[Unknown publication], April 2, 1899
“Many Chicago people think that all houses in Edgewater are high priced. The newest ones are not.”
[Unknown publication], June 10, 1900
The advertisements say that the L is now running.
[Unknown publication], March 18, 1899
Advertisements about the third addition and other additions say that the contracts have been let for thirty-three houses. Three miles of streets are to be improved. More money is to be spent in the third addition than in other parts of Edgewater improved before. Sheridan Drive is to be improved from Foster to Thorndale Avenue. Wayne Street is to be opened from Lakewood to Southport. With the exception of Wayne, the streets in the third addition have had everything done to them before this time but the macadamizing of them. Wayne was known as a cabbage patch and has been objectionable in the past to the neighborhood. Trees have already been planted in the third addition.
The prices of the first ten houses will be from $600 to $4,700. Twenty-three of them will be finished this summer. While many will be on Wayne, some will be scattered on the other streets. These houses are not so expensive as former homes in Edgewater, but are attractive, never the less.
Building is also going on in the third addition. A new departure for Edgewater is the semi-detached homes, the only ones of the kind in the suburb. They are much more profitable to the owner than a single home. One can live in one and rent the other. Those will cost $7,000. Such homes are not a new idea but have been built in fashionable eastern suburbs for some time.
Until this season the third addition has been coming slowly. After the town proper was built, attention was directed to the district north. At this time the third addition was only a celery patch owned by a Frenchman who boasted of rich soil and marveled over three crops a season. Cochran bought the land in 1890, a tract of eighty acres. He immediately subdivided it into four miles of frontage.
Cover page: Documents: History of the Uptown Community, Chicago. Prepared for the Chicago Historical Society and the Local Community Research Committee, University of Chicago. Research under the direction of Vivien M. Palmer; staff investigators Marion Lindner and Beatrice Nesbit. These documents contain data just as it was secured form old residents and from existing documents. A final check of the data will appear in the volume of the Social History of Chicago.

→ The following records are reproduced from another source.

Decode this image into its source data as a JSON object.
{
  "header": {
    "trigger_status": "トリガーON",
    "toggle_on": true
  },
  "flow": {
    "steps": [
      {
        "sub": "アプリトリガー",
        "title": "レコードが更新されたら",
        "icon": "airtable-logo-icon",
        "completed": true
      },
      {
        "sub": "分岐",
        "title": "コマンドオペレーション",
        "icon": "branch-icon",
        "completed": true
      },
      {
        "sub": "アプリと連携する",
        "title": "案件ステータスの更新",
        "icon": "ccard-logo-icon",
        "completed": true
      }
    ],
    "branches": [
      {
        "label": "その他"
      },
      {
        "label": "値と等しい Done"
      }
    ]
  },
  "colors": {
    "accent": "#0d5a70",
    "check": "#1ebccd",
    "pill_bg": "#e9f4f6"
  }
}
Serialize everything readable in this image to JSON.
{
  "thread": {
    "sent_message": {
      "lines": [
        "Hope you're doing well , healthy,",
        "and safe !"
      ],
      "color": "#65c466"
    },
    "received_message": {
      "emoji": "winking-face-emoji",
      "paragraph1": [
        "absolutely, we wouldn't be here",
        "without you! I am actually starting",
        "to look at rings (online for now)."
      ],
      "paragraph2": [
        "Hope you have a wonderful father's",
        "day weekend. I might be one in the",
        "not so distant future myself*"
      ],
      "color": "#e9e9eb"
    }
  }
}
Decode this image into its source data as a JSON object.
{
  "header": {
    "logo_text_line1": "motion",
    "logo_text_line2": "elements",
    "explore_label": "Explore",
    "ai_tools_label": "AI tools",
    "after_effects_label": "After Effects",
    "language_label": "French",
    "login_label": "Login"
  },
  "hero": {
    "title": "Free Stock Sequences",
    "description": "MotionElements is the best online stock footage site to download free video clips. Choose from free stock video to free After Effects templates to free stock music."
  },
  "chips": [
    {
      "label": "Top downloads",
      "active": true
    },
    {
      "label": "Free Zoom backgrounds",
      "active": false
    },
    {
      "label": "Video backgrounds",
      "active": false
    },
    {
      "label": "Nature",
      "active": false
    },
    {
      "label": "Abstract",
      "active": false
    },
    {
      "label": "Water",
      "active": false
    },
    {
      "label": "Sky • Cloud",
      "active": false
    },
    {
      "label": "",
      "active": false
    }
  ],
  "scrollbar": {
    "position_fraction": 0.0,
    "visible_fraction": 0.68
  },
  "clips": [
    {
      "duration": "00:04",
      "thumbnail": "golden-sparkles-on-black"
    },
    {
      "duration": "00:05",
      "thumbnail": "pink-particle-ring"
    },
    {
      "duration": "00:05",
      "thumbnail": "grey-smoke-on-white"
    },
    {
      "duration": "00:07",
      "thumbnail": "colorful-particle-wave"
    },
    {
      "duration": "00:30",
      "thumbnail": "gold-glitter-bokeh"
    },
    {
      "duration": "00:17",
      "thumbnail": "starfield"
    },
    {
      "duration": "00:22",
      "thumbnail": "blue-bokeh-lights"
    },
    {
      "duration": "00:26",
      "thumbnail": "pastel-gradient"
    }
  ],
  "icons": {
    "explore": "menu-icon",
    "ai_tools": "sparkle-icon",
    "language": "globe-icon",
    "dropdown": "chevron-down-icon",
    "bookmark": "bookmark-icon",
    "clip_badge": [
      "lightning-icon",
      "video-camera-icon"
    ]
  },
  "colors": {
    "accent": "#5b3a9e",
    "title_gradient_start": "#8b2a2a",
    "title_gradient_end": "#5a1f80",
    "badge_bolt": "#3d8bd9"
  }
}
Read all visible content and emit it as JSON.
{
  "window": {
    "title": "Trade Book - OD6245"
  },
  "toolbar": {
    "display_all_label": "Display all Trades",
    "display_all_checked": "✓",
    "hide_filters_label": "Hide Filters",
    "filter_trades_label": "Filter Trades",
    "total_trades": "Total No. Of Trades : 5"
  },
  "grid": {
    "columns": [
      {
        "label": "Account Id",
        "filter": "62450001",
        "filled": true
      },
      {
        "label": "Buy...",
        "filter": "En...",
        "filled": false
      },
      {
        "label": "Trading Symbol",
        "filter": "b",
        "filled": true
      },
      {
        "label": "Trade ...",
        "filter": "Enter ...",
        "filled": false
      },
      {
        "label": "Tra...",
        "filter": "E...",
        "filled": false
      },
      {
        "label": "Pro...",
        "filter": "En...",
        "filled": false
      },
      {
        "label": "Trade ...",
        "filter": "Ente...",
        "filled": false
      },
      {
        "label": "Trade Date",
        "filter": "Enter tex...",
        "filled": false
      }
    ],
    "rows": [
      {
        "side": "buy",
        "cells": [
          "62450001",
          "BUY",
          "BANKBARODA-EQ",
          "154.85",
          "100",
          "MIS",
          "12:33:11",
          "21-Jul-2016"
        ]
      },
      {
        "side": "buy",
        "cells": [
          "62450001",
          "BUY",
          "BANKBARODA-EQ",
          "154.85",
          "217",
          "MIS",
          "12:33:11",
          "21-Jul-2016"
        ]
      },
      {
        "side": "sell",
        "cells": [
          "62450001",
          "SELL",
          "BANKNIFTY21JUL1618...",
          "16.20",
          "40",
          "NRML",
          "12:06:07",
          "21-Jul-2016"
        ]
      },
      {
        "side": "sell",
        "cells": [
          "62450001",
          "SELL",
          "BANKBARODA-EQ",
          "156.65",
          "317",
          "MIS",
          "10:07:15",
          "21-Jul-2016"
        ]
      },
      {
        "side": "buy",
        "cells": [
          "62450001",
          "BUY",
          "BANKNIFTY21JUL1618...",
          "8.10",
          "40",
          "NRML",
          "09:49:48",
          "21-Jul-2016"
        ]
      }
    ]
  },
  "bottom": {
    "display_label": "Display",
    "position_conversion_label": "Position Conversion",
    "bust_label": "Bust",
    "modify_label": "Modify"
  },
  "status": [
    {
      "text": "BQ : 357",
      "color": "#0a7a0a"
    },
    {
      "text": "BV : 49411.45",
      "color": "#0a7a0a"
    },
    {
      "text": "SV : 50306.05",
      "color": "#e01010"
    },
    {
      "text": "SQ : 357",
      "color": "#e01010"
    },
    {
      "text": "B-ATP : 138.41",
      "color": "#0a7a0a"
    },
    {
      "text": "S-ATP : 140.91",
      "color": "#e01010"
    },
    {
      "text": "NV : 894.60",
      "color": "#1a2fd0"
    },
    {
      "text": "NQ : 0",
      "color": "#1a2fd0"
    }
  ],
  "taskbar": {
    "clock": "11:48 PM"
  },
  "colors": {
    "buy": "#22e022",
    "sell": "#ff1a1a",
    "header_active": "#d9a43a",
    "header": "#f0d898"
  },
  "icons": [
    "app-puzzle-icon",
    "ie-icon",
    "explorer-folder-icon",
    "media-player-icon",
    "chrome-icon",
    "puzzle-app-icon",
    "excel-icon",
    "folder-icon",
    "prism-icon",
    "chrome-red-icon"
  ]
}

Format: Photocopy of a typescript without page numbers in the Chicago History Museum library; volume 2 of a 6-volume set containing documentary information on 20 Chicago community districts/areas.
Publication date: 1925-1930.